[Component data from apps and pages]
▽

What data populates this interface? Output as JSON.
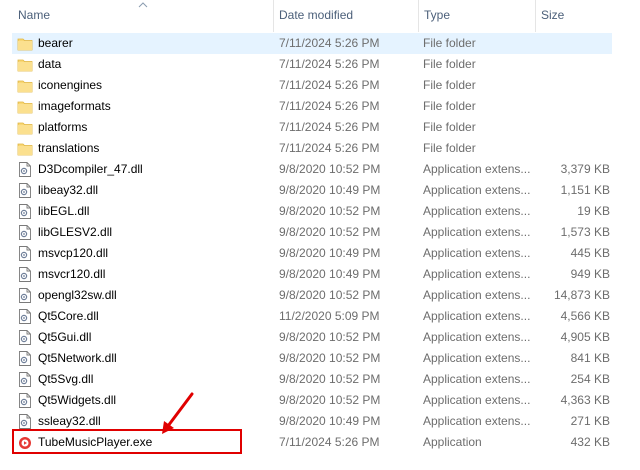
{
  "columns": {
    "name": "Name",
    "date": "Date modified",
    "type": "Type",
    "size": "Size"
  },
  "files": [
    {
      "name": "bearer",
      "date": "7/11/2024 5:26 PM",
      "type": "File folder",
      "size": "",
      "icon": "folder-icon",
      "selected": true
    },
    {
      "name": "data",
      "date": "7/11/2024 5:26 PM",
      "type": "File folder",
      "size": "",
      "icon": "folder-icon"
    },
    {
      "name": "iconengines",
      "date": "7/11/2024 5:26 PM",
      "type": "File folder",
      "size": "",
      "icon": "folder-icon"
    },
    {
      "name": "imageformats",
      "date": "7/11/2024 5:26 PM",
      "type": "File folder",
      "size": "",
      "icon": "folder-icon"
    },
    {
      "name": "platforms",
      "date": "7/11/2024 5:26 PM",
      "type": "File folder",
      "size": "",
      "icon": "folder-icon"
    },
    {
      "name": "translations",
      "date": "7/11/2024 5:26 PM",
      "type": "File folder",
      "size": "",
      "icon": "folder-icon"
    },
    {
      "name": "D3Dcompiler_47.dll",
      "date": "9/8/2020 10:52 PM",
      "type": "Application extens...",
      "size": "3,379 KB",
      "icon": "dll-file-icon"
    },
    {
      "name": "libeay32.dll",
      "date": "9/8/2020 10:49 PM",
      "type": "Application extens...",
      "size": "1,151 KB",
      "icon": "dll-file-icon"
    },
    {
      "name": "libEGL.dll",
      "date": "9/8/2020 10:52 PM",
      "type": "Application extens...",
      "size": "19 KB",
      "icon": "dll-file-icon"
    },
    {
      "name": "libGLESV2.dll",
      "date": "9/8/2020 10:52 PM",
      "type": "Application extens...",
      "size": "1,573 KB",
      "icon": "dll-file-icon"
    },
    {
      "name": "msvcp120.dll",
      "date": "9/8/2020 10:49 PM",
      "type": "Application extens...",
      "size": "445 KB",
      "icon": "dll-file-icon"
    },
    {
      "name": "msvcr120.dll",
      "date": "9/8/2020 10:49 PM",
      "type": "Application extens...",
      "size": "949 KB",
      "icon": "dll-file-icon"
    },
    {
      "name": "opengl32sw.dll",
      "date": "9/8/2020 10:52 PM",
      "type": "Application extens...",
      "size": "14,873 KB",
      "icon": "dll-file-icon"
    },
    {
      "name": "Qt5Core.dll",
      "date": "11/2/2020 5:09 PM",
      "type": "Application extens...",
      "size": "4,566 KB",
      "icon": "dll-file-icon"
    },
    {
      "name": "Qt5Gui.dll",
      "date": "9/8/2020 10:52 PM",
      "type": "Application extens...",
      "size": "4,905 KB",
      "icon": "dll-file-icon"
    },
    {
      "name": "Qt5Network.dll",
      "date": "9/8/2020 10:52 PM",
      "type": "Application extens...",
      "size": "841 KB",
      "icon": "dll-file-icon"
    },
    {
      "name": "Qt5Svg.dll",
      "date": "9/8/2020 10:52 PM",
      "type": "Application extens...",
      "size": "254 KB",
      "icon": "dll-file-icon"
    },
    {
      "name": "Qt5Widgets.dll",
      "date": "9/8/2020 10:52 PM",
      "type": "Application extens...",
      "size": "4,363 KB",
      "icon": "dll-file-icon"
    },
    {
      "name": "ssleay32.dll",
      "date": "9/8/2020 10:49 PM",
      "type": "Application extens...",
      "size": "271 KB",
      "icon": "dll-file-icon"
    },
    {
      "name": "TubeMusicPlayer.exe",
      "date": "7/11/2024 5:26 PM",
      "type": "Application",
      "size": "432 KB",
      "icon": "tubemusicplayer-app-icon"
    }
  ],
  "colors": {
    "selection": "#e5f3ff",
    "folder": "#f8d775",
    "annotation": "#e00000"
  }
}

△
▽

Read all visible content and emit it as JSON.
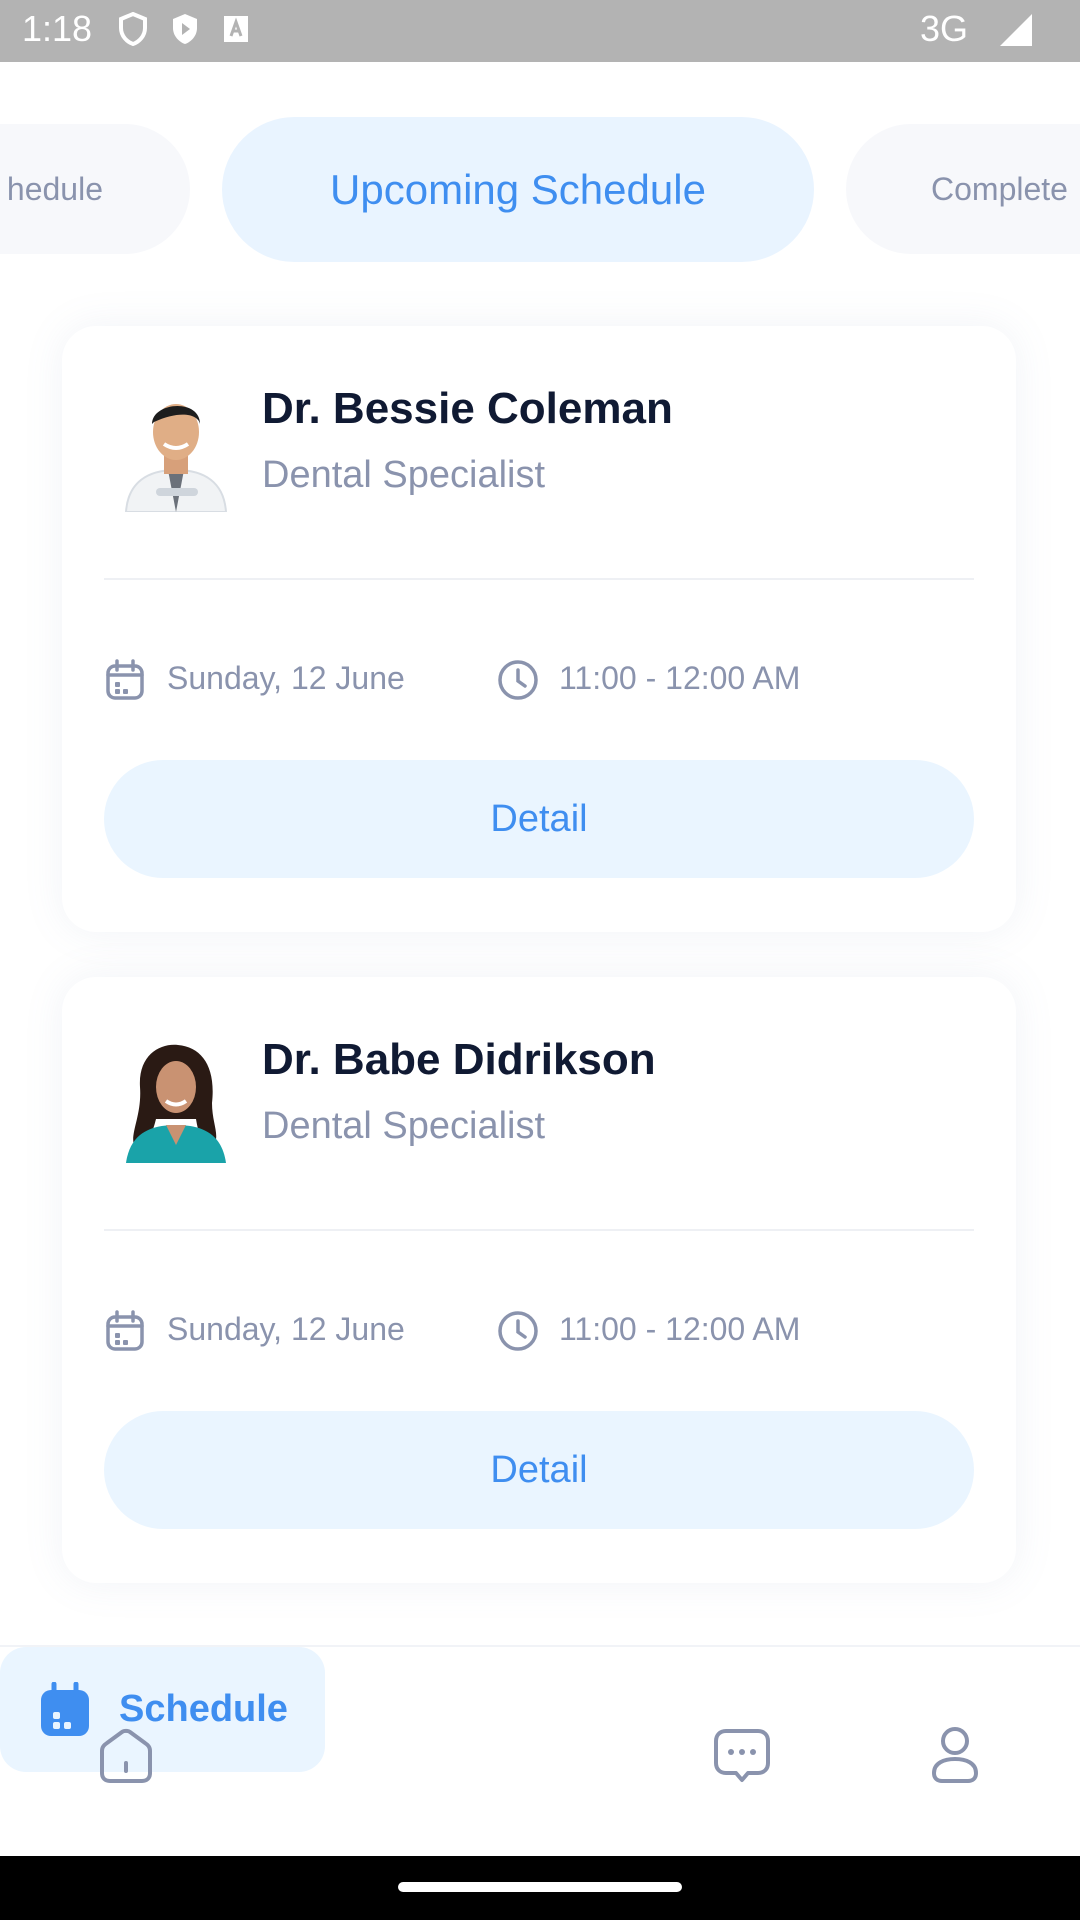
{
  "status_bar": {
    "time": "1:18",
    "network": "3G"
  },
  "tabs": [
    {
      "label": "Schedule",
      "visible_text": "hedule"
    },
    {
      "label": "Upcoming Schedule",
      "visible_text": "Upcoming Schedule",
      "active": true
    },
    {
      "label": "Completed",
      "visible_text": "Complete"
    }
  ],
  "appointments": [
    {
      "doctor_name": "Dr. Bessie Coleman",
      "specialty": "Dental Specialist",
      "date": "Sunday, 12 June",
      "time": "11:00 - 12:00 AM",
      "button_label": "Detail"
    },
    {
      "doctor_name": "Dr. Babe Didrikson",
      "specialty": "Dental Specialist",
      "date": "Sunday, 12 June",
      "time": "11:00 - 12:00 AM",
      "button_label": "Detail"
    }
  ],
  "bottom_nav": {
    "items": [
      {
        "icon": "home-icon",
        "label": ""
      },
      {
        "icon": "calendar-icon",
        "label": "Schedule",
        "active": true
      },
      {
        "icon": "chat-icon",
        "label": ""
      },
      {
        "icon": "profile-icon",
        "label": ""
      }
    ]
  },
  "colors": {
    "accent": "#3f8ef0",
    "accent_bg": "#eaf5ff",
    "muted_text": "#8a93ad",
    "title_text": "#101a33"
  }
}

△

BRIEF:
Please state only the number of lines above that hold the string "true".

WRITTEN ANSWER:
3